Records follow. Select each line holding "title".

Dataset rows for apps and sites
----

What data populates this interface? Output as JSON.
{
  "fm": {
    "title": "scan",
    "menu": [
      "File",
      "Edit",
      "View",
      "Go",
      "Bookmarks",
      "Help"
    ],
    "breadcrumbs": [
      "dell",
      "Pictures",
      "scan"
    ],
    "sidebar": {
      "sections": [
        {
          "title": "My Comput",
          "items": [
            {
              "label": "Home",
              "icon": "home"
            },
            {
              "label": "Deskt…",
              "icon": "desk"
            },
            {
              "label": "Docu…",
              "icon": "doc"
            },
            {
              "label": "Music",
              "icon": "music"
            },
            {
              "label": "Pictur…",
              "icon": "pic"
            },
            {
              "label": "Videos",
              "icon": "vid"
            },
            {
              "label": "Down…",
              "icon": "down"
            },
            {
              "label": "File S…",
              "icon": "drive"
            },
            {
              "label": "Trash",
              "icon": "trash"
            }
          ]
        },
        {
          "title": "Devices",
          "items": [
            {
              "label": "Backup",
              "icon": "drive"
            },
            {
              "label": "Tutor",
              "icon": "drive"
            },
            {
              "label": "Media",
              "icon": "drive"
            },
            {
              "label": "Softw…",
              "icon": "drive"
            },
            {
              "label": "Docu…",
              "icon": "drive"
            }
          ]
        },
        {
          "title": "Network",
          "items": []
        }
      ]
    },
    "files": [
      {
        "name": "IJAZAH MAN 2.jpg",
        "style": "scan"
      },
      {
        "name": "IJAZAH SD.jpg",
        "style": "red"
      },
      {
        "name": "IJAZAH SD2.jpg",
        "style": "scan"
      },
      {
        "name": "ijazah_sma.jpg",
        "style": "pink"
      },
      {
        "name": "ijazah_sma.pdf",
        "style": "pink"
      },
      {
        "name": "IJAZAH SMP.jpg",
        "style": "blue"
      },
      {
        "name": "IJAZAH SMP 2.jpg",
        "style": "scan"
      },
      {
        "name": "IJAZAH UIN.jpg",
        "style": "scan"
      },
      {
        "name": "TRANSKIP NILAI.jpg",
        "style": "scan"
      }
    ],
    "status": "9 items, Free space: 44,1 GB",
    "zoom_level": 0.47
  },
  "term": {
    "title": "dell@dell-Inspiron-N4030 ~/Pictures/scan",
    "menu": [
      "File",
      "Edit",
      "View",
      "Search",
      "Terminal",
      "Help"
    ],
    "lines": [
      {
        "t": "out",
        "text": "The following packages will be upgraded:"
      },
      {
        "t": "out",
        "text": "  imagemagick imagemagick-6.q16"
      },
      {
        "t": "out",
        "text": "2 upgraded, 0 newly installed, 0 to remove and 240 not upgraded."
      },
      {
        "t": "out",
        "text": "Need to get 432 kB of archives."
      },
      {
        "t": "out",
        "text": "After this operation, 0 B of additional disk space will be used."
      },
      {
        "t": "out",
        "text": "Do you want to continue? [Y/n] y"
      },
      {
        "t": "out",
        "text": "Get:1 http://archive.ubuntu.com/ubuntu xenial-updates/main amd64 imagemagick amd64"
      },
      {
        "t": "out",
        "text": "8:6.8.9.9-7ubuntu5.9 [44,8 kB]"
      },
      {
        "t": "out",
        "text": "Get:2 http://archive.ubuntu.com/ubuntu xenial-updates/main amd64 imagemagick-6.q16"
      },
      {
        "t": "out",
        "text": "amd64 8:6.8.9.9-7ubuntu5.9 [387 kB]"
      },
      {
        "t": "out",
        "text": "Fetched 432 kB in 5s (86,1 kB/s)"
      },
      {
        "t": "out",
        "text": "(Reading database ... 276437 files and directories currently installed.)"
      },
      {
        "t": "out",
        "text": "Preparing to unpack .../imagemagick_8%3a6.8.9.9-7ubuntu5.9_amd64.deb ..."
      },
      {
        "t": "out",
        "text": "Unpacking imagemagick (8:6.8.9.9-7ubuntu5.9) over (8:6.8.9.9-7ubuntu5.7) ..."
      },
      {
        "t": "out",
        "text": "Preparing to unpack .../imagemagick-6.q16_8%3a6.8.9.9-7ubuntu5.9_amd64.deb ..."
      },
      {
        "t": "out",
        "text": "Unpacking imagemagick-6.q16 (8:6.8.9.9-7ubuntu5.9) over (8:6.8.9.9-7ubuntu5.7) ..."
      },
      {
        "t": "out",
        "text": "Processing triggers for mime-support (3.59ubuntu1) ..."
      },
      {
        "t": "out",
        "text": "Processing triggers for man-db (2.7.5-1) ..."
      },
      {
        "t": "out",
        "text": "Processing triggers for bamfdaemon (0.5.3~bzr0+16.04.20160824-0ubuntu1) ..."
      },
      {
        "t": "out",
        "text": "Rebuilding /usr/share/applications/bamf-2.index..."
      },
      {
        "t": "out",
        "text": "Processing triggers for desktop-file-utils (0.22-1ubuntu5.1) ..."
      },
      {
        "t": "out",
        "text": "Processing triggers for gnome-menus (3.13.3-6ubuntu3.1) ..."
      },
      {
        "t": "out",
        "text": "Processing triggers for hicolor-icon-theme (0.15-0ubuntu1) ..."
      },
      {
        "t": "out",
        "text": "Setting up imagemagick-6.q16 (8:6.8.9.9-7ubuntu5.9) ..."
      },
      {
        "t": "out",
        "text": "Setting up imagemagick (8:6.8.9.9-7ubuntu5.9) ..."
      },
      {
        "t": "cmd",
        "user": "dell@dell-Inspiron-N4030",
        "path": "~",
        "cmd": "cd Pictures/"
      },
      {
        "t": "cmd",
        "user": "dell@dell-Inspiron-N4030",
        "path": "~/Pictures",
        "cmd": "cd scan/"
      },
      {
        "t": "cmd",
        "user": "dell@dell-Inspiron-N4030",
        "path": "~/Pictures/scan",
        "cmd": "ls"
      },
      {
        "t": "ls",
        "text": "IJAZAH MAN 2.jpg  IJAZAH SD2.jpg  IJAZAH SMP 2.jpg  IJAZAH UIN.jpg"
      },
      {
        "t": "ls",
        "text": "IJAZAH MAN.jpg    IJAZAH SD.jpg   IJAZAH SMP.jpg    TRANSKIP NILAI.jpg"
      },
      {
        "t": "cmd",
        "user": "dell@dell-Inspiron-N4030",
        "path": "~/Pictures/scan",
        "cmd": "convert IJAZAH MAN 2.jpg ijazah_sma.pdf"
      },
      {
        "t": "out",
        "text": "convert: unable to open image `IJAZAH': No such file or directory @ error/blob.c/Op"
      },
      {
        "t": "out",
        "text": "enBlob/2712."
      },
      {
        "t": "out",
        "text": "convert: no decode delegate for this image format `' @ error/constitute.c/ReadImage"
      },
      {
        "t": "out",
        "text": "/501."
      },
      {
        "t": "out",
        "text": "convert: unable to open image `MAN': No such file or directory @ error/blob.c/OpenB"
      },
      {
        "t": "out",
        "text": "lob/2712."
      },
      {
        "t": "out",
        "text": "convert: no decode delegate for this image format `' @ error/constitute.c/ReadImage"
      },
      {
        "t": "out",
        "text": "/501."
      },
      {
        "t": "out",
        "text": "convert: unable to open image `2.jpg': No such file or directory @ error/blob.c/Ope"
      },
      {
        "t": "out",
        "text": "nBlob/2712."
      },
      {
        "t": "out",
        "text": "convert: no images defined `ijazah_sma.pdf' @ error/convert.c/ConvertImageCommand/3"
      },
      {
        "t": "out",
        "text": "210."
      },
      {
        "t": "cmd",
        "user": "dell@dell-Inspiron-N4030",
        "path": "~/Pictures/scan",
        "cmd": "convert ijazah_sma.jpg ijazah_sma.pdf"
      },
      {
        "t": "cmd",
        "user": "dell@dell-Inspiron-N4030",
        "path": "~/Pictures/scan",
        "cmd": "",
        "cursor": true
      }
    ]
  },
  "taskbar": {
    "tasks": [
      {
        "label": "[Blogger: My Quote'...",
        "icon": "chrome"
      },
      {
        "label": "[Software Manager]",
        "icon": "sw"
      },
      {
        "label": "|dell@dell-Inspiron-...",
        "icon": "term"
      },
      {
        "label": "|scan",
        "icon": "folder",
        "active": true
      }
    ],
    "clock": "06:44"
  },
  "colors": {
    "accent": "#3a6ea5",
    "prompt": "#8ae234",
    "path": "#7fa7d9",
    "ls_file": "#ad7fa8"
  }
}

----

Solution for this task
    "title": "scan",
          "title": "My Comput",
          "title": "Devices",
          "title": "Network",
    "title": "dell@dell-Inspiron-N4030 ~/Pictures/scan",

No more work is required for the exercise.